I needed to ship a number of packages last week, so I made my first visit to a local mailing supply and shipping store in my neighborhood. It took almost 40 minutes to pack and ship all my items, and by the end of my visit, I hadn’t just learned a lot about their business, but I was also reminded of the power of being small.
The woman who works the counter is the co-owner with her husband. She’s also seven months pregnant, which would not normally figure into a business analysis except that nearly every customer who entered the store seemed to know when her baby was due. That’s notable because it turns out she knew them pretty well, too. Their names, their kids’ names, their occupations and health ailments and vacation plans. There’s a history there between the owners and their customers (I seemed to be the only patron who wasn’t yet on a first-name basis with the owner).
One woman arrived to check her P.O. box, at which point the owner mentioned to the new trainee behind the register (who also happens to be the owner’s mother-in-law) that this customer was named Dolores, she’s hard of hearing, and it’s important to look at her when you speak because she reads lips.
This business is a part of the surrounding community. The customers have a bond that goes beyond just convenience or the need to ship a package. The shop might be small, but that kind of connection with their customers will do a lot to insulate them from the bigger, less personal competition.
Many independent counselors and other small businesses go out of their way to hide that they’re small. For example, if you’re a one-person shop, why use the term “we” on your website, outgoing voicemail, and business communication? Most customers would rather deal with a “me” than a “we.”
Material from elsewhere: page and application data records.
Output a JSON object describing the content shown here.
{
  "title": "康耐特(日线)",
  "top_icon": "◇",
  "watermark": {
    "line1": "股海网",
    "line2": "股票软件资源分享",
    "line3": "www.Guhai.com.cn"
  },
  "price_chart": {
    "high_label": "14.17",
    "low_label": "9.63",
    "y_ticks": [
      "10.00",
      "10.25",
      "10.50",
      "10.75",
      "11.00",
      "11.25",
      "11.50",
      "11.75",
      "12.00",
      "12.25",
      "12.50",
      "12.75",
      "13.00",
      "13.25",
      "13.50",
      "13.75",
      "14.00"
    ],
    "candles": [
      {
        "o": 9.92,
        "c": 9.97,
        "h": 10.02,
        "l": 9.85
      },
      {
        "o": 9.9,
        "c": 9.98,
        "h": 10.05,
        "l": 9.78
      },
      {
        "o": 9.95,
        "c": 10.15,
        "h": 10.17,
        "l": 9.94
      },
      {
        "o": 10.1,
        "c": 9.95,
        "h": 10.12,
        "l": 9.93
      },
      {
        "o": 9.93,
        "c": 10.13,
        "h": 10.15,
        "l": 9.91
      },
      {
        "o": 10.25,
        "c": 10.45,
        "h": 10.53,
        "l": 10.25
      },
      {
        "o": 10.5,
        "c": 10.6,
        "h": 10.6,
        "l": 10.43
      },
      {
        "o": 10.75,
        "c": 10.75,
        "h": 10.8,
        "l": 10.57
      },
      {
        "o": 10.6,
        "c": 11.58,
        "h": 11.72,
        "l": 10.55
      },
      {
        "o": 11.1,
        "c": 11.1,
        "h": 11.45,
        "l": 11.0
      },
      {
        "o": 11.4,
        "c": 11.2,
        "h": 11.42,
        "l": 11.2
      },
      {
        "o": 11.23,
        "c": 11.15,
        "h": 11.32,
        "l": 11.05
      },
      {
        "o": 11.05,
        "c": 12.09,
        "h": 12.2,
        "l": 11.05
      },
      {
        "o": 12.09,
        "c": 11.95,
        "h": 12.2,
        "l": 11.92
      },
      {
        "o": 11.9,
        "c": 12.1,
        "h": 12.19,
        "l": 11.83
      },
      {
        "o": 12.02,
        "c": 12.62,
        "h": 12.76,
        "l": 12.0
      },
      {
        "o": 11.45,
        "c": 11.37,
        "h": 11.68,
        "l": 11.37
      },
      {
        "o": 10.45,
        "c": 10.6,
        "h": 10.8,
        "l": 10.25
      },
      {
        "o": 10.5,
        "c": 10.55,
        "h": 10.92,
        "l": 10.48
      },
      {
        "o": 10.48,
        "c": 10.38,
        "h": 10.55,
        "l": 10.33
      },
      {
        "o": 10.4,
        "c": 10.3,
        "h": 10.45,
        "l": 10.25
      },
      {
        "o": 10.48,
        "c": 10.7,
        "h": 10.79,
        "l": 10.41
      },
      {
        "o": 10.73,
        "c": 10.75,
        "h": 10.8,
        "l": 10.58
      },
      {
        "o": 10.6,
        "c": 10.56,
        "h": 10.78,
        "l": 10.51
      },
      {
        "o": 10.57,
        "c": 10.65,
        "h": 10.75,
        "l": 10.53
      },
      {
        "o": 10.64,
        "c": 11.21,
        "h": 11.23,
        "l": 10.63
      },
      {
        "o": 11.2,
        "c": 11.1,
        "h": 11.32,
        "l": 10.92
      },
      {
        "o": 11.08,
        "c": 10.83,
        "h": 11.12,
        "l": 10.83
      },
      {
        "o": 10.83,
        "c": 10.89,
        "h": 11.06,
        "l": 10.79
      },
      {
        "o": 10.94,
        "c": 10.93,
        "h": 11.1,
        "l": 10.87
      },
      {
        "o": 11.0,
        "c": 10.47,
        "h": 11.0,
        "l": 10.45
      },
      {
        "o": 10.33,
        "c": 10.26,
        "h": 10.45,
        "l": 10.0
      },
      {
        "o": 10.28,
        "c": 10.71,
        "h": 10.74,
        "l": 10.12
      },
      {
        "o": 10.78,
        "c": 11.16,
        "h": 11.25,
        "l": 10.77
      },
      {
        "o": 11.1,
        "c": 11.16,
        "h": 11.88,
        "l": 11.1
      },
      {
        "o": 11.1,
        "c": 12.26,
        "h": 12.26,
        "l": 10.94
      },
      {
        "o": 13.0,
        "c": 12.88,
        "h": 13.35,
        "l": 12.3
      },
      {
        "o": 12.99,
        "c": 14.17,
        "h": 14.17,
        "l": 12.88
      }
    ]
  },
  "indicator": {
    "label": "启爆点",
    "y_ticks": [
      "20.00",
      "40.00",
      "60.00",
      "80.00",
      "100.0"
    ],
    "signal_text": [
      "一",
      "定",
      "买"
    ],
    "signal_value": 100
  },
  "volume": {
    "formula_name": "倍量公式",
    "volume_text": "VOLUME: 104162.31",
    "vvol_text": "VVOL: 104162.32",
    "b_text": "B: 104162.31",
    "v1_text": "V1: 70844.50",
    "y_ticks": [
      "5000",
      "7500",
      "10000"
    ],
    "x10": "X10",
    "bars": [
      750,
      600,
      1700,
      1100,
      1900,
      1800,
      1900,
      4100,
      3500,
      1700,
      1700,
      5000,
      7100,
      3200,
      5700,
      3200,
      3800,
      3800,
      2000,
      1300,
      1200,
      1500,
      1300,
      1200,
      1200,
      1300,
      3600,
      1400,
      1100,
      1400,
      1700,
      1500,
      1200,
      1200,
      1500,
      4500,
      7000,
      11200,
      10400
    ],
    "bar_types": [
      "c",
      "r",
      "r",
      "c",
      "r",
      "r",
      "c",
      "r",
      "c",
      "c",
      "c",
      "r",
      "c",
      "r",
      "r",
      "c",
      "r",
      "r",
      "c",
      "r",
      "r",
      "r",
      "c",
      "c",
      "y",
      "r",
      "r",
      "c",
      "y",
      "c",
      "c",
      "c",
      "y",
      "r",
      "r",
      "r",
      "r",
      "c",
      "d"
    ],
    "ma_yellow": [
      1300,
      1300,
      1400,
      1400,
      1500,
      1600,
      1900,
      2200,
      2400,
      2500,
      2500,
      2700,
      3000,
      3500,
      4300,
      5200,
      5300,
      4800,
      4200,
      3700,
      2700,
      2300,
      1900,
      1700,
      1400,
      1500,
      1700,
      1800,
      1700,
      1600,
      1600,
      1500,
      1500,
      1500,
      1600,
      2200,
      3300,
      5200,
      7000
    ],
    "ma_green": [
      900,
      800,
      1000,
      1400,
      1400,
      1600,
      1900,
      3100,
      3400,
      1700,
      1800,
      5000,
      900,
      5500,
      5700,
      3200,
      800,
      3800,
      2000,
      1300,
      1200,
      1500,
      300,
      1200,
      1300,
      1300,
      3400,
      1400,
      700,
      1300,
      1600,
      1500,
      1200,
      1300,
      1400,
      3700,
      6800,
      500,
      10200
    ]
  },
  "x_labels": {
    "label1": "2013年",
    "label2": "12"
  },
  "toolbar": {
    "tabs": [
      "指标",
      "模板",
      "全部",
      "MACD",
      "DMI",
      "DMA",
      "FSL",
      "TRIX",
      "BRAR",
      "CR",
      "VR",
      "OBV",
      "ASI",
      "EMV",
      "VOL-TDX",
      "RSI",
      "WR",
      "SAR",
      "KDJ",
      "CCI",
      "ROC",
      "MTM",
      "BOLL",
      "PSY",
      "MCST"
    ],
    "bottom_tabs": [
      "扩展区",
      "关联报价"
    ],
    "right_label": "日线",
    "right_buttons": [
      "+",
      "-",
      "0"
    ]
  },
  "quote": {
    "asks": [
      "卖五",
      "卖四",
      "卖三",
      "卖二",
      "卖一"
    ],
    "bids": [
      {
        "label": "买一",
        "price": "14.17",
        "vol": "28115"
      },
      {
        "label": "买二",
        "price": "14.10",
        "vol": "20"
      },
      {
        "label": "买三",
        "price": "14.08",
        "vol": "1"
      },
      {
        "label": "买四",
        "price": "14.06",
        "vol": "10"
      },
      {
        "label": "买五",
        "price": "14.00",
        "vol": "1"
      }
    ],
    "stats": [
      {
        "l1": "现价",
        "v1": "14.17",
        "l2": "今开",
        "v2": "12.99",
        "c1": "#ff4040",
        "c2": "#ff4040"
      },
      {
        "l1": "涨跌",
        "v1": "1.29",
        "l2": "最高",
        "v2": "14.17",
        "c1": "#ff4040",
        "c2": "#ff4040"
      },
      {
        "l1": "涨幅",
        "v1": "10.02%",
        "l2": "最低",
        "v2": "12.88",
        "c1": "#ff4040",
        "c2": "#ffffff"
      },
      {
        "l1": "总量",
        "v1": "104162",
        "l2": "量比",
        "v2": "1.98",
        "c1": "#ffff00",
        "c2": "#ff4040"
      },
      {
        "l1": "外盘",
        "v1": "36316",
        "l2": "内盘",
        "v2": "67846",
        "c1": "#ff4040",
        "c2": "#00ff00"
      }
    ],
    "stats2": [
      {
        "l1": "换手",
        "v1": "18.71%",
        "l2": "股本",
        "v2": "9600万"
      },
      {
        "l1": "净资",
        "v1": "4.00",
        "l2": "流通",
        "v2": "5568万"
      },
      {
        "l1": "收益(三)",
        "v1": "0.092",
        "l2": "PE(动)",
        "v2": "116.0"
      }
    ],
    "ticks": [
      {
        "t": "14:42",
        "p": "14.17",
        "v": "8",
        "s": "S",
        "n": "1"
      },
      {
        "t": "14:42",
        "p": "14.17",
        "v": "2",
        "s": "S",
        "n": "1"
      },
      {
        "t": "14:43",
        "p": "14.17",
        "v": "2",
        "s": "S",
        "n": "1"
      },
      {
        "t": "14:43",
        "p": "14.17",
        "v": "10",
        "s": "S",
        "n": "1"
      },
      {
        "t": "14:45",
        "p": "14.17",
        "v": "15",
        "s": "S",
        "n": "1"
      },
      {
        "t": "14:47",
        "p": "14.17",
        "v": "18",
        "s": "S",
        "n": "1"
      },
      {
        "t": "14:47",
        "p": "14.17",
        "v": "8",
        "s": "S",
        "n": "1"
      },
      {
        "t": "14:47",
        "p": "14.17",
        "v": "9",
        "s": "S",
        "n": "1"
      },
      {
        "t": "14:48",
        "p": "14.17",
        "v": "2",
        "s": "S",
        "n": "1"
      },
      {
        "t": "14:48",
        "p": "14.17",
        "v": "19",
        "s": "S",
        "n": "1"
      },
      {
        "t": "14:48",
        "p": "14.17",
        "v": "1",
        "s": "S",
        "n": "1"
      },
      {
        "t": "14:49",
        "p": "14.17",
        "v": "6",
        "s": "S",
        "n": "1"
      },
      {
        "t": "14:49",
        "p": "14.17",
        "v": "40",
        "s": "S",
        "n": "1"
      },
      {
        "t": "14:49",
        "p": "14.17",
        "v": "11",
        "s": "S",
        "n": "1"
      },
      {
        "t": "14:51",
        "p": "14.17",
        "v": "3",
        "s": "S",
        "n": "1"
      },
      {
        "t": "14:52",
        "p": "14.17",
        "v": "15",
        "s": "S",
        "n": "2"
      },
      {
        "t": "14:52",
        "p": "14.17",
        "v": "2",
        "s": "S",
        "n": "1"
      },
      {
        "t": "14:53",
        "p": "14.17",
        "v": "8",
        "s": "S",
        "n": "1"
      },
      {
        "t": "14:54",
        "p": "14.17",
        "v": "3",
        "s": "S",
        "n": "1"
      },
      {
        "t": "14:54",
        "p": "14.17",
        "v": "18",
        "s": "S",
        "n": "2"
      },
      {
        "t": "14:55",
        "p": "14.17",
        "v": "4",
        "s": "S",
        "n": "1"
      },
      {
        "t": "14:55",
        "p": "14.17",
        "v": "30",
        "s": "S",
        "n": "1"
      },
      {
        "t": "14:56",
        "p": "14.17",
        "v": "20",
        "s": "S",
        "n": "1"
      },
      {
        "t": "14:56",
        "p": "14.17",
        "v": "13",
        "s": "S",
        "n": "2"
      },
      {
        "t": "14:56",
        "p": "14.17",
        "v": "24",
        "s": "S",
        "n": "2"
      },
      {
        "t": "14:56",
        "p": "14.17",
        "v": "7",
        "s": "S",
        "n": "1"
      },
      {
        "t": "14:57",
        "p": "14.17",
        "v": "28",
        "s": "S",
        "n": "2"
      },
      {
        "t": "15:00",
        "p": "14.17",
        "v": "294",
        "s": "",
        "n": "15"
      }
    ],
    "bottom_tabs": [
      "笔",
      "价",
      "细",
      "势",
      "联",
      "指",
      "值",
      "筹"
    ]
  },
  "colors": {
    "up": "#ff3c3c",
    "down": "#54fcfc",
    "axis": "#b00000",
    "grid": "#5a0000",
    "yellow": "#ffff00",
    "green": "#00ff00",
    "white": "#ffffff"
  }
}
If you’re a small business or a one-person shop, instead of trying to appear larger than you are, reinvest that effort into taking advantage of being small. Do things you’d never be able to do if you were two or three or ten times your size. In fact, that’s the surest way to spread word of mouth, attract more new customers, and eventually find yourself in the enviable position of being afforded a choice—get bigger, or stay small.